*** The data ***

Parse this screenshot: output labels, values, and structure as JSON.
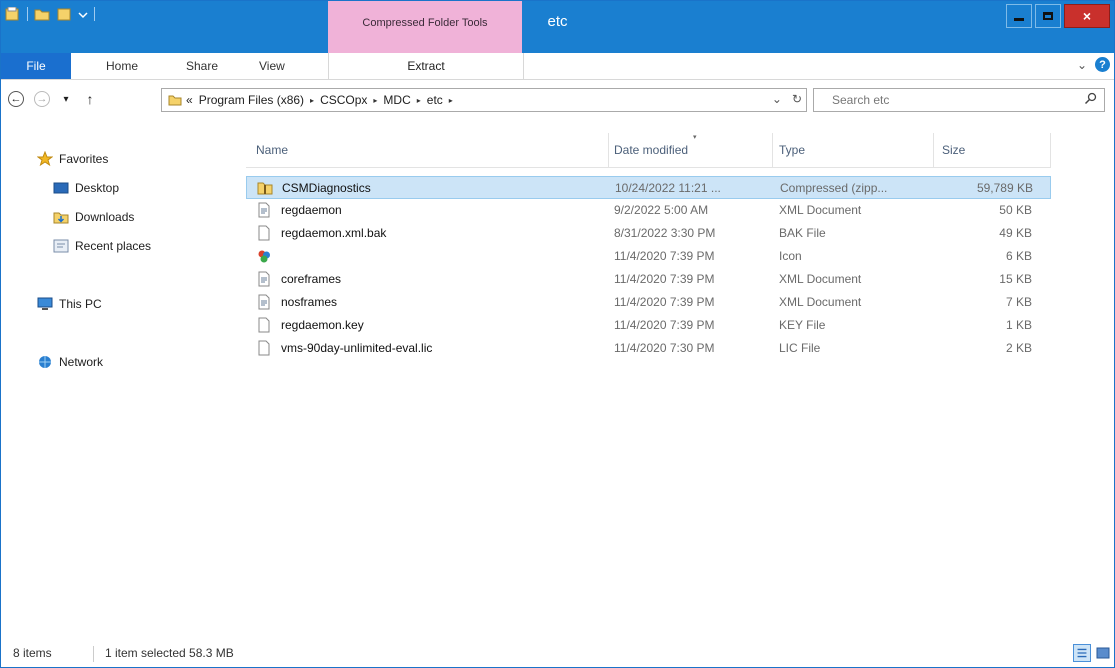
{
  "title_bar": {
    "window_title": "etc",
    "context_tab_title": "Compressed Folder Tools",
    "quick_access_icons": [
      "properties-icon",
      "new-folder-icon",
      "customize-chevron-icon"
    ],
    "buttons": {
      "minimize": "minimize-icon",
      "maximize": "maximize-icon",
      "close": "×"
    }
  },
  "ribbon": {
    "tabs": [
      {
        "label": "File",
        "active": true
      },
      {
        "label": "Home"
      },
      {
        "label": "Share"
      },
      {
        "label": "View"
      },
      {
        "label": "Extract"
      }
    ],
    "expand_glyph": "⌄",
    "help_glyph": "?"
  },
  "navigation": {
    "back": "←",
    "forward": "→",
    "recent_chevron": "▾",
    "up": "↑",
    "address": {
      "prefix": "«",
      "segments": [
        "Program Files (x86)",
        "CSCOpx",
        "MDC",
        "etc"
      ],
      "separator": "▸",
      "dropdown": "⌄",
      "refresh": "↻"
    },
    "search": {
      "placeholder": "Search etc",
      "icon": "search-icon"
    }
  },
  "nav_pane": {
    "favorites": {
      "label": "Favorites",
      "icon": "star-icon",
      "items": [
        {
          "label": "Desktop",
          "icon": "desktop-icon"
        },
        {
          "label": "Downloads",
          "icon": "downloads-icon"
        },
        {
          "label": "Recent places",
          "icon": "recent-places-icon"
        }
      ]
    },
    "this_pc": {
      "label": "This PC",
      "icon": "computer-icon"
    },
    "network": {
      "label": "Network",
      "icon": "network-icon"
    }
  },
  "file_list": {
    "columns": [
      "Name",
      "Date modified",
      "Type",
      "Size"
    ],
    "sorted_column": "Date modified",
    "rows": [
      {
        "name": "CSMDiagnostics",
        "date": "10/24/2022 11:21 ...",
        "type": "Compressed (zipp...",
        "size": "59,789 KB",
        "icon": "zip-folder-icon",
        "selected": true
      },
      {
        "name": "regdaemon",
        "date": "9/2/2022 5:00 AM",
        "type": "XML Document",
        "size": "50 KB",
        "icon": "xml-file-icon"
      },
      {
        "name": "regdaemon.xml.bak",
        "date": "8/31/2022 3:30 PM",
        "type": "BAK File",
        "size": "49 KB",
        "icon": "blank-file-icon"
      },
      {
        "name": "",
        "date": "11/4/2020 7:39 PM",
        "type": "Icon",
        "size": "6 KB",
        "icon": "app-icon-file-icon"
      },
      {
        "name": "coreframes",
        "date": "11/4/2020 7:39 PM",
        "type": "XML Document",
        "size": "15 KB",
        "icon": "xml-file-icon"
      },
      {
        "name": "nosframes",
        "date": "11/4/2020 7:39 PM",
        "type": "XML Document",
        "size": "7 KB",
        "icon": "xml-file-icon"
      },
      {
        "name": "regdaemon.key",
        "date": "11/4/2020 7:39 PM",
        "type": "KEY File",
        "size": "1 KB",
        "icon": "blank-file-icon"
      },
      {
        "name": "vms-90day-unlimited-eval.lic",
        "date": "11/4/2020 7:30 PM",
        "type": "LIC File",
        "size": "2 KB",
        "icon": "blank-file-icon"
      }
    ]
  },
  "status_bar": {
    "items_count": "8 items",
    "selection": "1 item selected  58.3 MB",
    "views": [
      "details-view-icon",
      "large-icons-view-icon"
    ],
    "active_view": "details-view-icon"
  },
  "colors": {
    "title_bar": "#1a7fd0",
    "context_tab": "#f0b2d8",
    "selection": "#cce4f7",
    "file_tab": "#1a6fcf"
  }
}
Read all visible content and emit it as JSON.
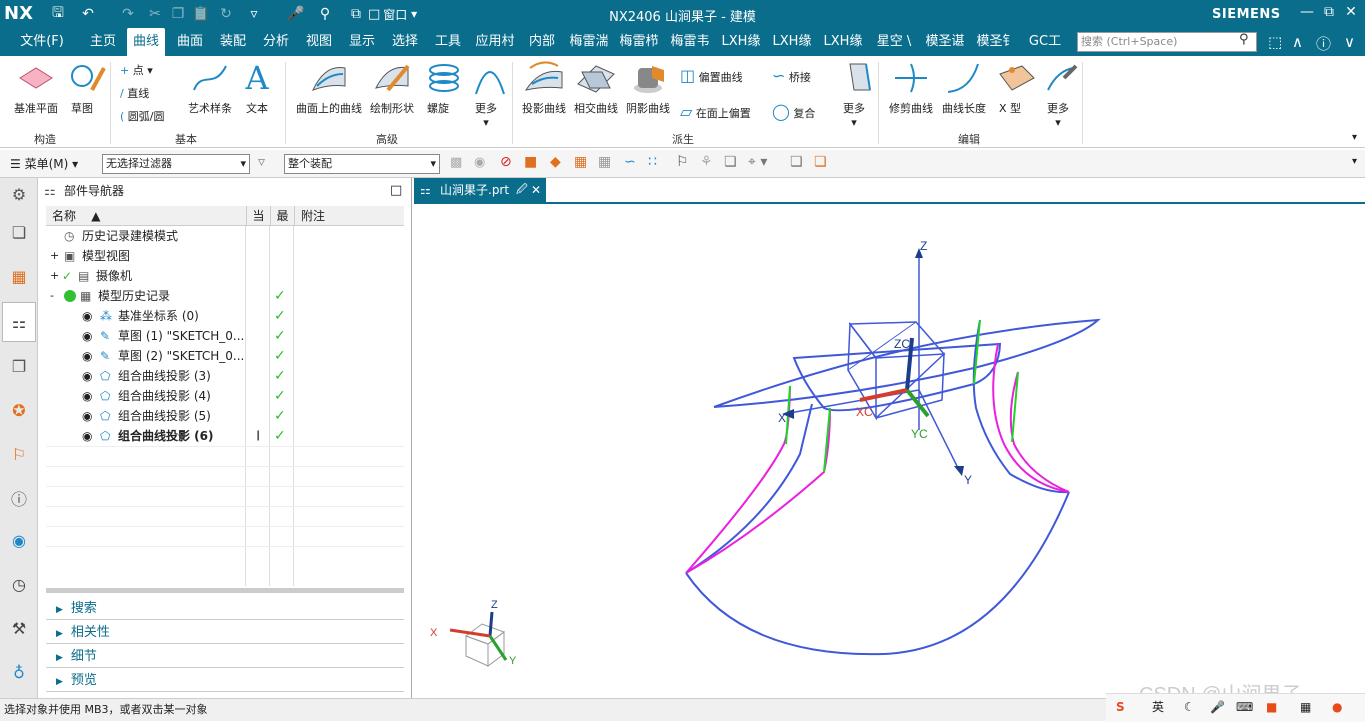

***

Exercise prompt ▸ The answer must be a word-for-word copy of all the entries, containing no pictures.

Your response ▸
Parse this screenshot: output labels, values, and structure as JSON.
{
  "title_bar": {
    "window_title": "etc",
    "context_tab_title": "Compressed Folder Tools",
    "quick_access_icons": [
      "properties-icon",
      "new-folder-icon",
      "customize-chevron-icon"
    ],
    "buttons": {
      "minimize": "minimize-icon",
      "maximize": "maximize-icon",
      "close": "×"
    }
  },
  "ribbon": {
    "tabs": [
      {
        "label": "File",
        "active": true
      },
      {
        "label": "Home"
      },
      {
        "label": "Share"
      },
      {
        "label": "View"
      },
      {
        "label": "Extract"
      }
    ],
    "expand_glyph": "⌄",
    "help_glyph": "?"
  },
  "navigation": {
    "back": "←",
    "forward": "→",
    "recent_chevron": "▾",
    "up": "↑",
    "address": {
      "prefix": "«",
      "segments": [
        "Program Files (x86)",
        "CSCOpx",
        "MDC",
        "etc"
      ],
      "separator": "▸",
      "dropdown": "⌄",
      "refresh": "↻"
    },
    "search": {
      "placeholder": "Search etc",
      "icon": "search-icon"
    }
  },
  "nav_pane": {
    "favorites": {
      "label": "Favorites",
      "icon": "star-icon",
      "items": [
        {
          "label": "Desktop",
          "icon": "desktop-icon"
        },
        {
          "label": "Downloads",
          "icon": "downloads-icon"
        },
        {
          "label": "Recent places",
          "icon": "recent-places-icon"
        }
      ]
    },
    "this_pc": {
      "label": "This PC",
      "icon": "computer-icon"
    },
    "network": {
      "label": "Network",
      "icon": "network-icon"
    }
  },
  "file_list": {
    "columns": [
      "Name",
      "Date modified",
      "Type",
      "Size"
    ],
    "sorted_column": "Date modified",
    "rows": [
      {
        "name": "CSMDiagnostics",
        "date": "10/24/2022 11:21 ...",
        "type": "Compressed (zipp...",
        "size": "59,789 KB",
        "icon": "zip-folder-icon",
        "selected": true
      },
      {
        "name": "regdaemon",
        "date": "9/2/2022 5:00 AM",
        "type": "XML Document",
        "size": "50 KB",
        "icon": "xml-file-icon"
      },
      {
        "name": "regdaemon.xml.bak",
        "date": "8/31/2022 3:30 PM",
        "type": "BAK File",
        "size": "49 KB",
        "icon": "blank-file-icon"
      },
      {
        "name": "",
        "date": "11/4/2020 7:39 PM",
        "type": "Icon",
        "size": "6 KB",
        "icon": "app-icon-file-icon"
      },
      {
        "name": "coreframes",
        "date": "11/4/2020 7:39 PM",
        "type": "XML Document",
        "size": "15 KB",
        "icon": "xml-file-icon"
      },
      {
        "name": "nosframes",
        "date": "11/4/2020 7:39 PM",
        "type": "XML Document",
        "size": "7 KB",
        "icon": "xml-file-icon"
      },
      {
        "name": "regdaemon.key",
        "date": "11/4/2020 7:39 PM",
        "type": "KEY File",
        "size": "1 KB",
        "icon": "blank-file-icon"
      },
      {
        "name": "vms-90day-unlimited-eval.lic",
        "date": "11/4/2020 7:30 PM",
        "type": "LIC File",
        "size": "2 KB",
        "icon": "blank-file-icon"
      }
    ]
  },
  "status_bar": {
    "items_count": "8 items",
    "selection": "1 item selected  58.3 MB",
    "views": [
      "details-view-icon",
      "large-icons-view-icon"
    ],
    "active_view": "details-view-icon"
  },
  "colors": {
    "title_bar": "#1a7fd0",
    "context_tab": "#f0b2d8",
    "selection": "#cce4f7",
    "file_tab": "#1a6fcf"
  }
}
Read all visible content and emit it as JSON.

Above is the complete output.